Webinars Have Specific Interactivity Guidelines. The new regulations contain specific rules for Webinars to ensure learners participation. Employer training done via Webinars must include records demonstrating that a learner "attended the entire training and actively participated in the training's interactive content, discussion questions, hypothetical scenarios, quizzes or tests, and activities."

E-Learning Training Programs Must Provide a Timely Mechanism for Answering Questions. Employers using non-classroom training, must provide supervisors with a mechanism for answering questions within a reasonable time period, but no less than two business days after the question is asked.

Training Must Be Completed In No Less Than Two-Hours. The new regulations provide that "'Two hours' of harassment training is two hours of classroom or two hours of Webinar training or, in the case of an e-learning program, a program that takes the supervisor no less than two hours to complete." E-learning programs may include book-marking features, as long as the actual e-learning program amounts to two hours.

Training Courses (Classroom and Electronic) Must Be Created and Delivered By Qualified Trainers. Program developers and trainers must have legal education or practical experience in harassment, discrimination and retaliation training and knowledge of California and federal laws prohibiting unlawful harassment, discrimination and retaliation. Jackson Lewis attorneys are so qualified.
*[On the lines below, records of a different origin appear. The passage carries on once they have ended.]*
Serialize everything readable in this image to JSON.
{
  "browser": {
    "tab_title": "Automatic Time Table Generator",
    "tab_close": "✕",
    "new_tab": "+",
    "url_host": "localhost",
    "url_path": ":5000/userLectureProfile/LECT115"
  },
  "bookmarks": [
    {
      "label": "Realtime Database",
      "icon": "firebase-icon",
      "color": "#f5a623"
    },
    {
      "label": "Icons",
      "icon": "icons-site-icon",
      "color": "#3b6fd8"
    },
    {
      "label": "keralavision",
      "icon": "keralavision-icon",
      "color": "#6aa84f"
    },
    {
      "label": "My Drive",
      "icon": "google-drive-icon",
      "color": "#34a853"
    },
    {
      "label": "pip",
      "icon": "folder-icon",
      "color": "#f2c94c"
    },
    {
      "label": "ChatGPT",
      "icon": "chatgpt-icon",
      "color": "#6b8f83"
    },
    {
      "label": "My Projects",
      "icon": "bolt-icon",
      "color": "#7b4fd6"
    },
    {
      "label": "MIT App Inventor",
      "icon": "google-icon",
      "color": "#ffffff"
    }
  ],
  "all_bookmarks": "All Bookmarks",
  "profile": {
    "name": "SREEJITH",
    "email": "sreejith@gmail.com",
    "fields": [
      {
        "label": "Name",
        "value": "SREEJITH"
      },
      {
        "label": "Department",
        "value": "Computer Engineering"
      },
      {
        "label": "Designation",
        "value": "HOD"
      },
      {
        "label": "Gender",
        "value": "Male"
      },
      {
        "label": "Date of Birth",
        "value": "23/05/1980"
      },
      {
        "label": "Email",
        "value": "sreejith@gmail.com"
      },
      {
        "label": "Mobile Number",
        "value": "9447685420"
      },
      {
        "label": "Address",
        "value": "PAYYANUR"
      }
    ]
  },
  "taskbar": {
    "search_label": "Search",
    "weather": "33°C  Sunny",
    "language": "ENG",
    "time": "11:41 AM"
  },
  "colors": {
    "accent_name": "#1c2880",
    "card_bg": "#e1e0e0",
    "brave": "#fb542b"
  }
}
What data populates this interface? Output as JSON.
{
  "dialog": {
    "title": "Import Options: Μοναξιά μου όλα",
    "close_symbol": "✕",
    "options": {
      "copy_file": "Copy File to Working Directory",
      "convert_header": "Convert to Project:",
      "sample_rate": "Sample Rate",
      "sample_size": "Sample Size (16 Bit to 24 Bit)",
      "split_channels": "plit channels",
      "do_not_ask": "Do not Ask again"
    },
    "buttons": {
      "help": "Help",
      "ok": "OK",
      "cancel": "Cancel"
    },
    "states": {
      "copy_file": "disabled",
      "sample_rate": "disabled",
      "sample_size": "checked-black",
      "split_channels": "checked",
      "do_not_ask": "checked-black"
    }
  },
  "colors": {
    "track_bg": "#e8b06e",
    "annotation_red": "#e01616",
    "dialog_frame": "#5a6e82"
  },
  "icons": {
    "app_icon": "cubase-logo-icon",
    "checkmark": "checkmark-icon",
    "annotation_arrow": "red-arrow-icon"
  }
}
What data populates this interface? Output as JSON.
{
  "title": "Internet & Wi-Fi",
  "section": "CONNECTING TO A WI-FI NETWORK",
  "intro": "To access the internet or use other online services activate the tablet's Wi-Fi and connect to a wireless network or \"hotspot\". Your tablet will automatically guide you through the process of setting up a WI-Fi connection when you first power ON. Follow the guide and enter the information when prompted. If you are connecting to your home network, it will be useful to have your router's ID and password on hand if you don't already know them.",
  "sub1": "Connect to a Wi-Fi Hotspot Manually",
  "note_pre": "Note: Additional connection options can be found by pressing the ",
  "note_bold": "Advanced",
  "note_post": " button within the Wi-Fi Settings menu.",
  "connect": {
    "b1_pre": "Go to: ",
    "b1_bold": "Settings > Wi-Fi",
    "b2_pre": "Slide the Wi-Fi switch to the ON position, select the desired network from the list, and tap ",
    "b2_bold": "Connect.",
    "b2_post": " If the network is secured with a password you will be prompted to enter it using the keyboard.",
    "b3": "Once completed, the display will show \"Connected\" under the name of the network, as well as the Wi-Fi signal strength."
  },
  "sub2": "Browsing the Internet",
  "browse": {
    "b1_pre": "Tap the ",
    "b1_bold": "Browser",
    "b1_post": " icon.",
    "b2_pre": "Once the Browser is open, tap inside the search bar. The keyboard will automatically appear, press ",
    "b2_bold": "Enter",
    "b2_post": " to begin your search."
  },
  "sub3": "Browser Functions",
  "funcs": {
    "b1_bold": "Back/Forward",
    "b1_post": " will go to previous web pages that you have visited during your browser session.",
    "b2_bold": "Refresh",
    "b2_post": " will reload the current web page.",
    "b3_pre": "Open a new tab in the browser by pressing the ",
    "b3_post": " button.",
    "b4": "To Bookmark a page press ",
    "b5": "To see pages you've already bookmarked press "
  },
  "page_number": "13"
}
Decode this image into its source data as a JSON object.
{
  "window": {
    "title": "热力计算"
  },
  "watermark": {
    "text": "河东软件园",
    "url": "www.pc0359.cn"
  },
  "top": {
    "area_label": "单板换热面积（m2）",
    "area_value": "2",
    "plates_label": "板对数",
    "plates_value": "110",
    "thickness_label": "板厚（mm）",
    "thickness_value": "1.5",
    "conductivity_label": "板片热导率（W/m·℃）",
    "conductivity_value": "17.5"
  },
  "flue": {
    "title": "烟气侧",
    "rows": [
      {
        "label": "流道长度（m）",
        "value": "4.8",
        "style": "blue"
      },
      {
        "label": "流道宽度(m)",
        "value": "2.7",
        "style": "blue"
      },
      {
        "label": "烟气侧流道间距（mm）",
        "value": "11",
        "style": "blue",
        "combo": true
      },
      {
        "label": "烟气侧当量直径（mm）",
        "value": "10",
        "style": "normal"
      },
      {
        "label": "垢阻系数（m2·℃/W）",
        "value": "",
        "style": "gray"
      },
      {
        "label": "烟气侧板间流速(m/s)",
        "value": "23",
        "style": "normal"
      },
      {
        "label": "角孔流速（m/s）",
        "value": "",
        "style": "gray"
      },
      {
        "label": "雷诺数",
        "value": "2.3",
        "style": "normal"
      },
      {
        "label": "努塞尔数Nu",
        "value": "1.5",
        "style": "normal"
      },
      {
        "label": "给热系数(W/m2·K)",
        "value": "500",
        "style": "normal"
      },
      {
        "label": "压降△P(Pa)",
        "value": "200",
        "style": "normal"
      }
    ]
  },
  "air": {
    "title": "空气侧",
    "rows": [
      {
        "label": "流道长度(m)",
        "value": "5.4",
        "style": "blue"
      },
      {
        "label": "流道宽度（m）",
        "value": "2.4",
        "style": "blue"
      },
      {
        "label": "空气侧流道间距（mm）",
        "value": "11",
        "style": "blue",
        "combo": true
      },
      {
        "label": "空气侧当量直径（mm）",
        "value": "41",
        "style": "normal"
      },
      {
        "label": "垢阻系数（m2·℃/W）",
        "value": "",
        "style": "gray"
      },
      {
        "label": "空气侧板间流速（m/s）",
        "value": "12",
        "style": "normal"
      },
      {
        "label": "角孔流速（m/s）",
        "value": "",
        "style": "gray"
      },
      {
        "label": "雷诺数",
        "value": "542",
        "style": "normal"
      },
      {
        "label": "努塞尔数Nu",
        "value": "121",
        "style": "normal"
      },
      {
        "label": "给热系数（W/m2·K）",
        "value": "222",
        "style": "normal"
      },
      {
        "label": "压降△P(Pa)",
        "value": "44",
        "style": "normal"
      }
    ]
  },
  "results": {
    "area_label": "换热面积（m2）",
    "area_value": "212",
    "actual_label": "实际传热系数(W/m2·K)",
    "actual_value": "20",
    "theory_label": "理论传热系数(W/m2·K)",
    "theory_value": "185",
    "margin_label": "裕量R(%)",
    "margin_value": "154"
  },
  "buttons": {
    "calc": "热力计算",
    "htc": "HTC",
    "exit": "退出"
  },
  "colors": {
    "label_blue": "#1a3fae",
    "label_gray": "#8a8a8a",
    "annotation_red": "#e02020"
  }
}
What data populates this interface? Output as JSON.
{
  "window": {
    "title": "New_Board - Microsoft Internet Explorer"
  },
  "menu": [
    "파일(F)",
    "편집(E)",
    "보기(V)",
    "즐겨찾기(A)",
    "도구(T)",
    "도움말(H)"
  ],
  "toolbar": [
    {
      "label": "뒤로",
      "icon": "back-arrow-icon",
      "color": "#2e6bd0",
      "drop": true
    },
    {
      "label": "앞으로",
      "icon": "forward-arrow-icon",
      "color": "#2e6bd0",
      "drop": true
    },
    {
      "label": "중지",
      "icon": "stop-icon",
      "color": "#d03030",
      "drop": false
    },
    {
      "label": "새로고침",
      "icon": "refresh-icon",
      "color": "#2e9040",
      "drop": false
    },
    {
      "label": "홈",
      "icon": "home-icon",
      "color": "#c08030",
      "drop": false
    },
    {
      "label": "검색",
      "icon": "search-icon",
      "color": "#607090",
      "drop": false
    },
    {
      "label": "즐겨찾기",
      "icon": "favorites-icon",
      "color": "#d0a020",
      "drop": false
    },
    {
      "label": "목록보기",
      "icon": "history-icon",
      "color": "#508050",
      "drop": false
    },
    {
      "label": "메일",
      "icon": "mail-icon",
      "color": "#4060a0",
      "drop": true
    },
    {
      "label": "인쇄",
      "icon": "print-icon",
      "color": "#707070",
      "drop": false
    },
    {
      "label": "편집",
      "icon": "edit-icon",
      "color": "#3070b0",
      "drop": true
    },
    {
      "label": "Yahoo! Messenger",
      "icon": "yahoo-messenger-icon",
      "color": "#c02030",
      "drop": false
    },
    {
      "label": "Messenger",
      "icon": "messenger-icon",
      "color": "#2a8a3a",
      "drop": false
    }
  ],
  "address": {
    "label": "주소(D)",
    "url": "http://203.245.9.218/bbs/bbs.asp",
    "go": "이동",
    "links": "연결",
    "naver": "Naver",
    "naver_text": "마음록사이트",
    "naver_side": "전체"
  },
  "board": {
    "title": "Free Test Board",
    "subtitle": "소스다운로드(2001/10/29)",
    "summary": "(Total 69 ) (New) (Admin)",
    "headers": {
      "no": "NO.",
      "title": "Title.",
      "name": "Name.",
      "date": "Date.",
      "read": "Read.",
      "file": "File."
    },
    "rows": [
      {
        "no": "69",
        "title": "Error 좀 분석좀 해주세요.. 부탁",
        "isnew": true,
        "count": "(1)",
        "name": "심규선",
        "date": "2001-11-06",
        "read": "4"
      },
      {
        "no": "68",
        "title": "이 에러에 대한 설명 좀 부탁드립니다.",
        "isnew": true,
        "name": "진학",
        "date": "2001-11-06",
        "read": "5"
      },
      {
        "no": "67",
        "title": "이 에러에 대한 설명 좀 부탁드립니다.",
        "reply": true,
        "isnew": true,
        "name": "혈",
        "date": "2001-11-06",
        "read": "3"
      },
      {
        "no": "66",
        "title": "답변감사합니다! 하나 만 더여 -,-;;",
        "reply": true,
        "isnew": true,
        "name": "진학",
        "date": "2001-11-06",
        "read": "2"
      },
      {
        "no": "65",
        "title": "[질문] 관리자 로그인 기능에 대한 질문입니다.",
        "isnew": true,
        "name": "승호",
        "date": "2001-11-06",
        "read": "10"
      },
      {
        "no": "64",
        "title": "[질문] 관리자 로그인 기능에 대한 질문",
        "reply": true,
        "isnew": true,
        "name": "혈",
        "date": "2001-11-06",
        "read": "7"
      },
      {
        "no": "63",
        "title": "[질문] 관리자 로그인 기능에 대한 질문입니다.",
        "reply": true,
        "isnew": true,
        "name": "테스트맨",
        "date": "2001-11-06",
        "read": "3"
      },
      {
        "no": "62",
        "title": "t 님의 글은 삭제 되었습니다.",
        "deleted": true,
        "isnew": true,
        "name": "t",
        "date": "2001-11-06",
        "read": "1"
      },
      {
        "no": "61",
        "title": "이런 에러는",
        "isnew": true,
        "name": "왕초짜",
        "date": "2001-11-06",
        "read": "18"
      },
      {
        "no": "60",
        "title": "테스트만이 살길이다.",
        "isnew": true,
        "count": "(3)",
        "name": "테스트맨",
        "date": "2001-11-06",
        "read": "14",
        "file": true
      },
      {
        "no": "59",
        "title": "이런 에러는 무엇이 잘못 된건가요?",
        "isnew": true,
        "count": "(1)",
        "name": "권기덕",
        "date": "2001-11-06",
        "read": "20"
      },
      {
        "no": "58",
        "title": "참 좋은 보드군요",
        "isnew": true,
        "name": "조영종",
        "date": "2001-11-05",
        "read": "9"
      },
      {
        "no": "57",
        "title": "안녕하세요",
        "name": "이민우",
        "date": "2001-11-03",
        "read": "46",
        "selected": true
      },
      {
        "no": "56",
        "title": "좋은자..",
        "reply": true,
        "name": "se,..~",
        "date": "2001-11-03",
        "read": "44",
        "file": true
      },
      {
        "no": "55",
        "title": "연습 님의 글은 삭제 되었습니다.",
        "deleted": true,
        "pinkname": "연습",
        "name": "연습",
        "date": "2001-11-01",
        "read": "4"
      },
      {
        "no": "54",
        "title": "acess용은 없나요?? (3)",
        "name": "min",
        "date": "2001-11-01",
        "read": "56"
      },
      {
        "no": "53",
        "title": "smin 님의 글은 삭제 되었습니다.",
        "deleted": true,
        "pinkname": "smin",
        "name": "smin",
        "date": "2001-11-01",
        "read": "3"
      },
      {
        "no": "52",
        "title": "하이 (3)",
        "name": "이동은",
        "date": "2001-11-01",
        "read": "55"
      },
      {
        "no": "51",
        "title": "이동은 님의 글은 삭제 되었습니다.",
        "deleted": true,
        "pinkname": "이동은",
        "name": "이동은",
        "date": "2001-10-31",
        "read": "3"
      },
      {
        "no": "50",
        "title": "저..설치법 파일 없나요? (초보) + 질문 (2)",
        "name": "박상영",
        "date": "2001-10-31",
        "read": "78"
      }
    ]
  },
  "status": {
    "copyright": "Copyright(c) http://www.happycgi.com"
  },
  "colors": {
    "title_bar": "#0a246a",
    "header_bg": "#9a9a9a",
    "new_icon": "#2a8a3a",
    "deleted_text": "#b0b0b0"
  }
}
Newly Hired Supervisors Can "Carry Over" Training. The regulations provide that new supervisors must be trained within six months of assuming their supervisory position, and retrained once every two years thereafter. However, a new supervisor who had received harassment training in compliance with AB 1825 within the prior two years only would need to be given a copy of, and be required to read and to acknowledge receipt of, the new employer's anti-harassment policy within six months of assuming the new supervisory position.

Supervisors Located Outside of California Need Not Undergo Training. While the June 20, 2006 version mandated that supervisors located outside of California undergo training, the new regulations clarify that the law applies only to supervisors located in California.

50-Employee Requirement Includes Workers Outside California. The new regulations apply to employers with "50 or more employees," which means that employers must count employees or contractors for each working day in any 20 consecutive week period in the current calendar year or preceding calendar year. There is no requirement that the 50 employees or contractors work at the same location or that all work or reside in California.

Training Year Tracking Is Permitted. The latest regulations allow employers to track compliance individually or by "training year." Under the "training year" method an employer may designate a "training year" in which it trains all supervisory employees and thereafter retrains them by the end of the next training year. However, even under the "training year" method, no supervisor shall be retrained any later than 6 months from the anniversary date of his or her last training.

Compliance Records Must Be Retained For At Least Two Years. Documentation must include the name of the supervisor, date of training, type of training, and name of the trainer, educator, or instructional designer.

Training Can Include Other Forms of Harassment and Discrimination. The newly proposed regulations clarify that training should focus on prevention of sexual harassment and discrimination, however, the training may include discussion of other forms of harassment and discrimination within the required two hours.

Depending upon the individual needs of the organization, Jackson Lewis can provide AB 1825 compliant training solutions that work seamlessly as e-based, face-to-face, or blended opportunities. For more information, contact Jackson Lewis partner and Management Training Practice Chair Michael Lotito, 415-536-6322; LotitoM@jacksonlewis.com or the Jackson Lewis attorney with whom you regularly work.

Jackson Lewis attorney Cynthia Filla assisted in the preparation of this article.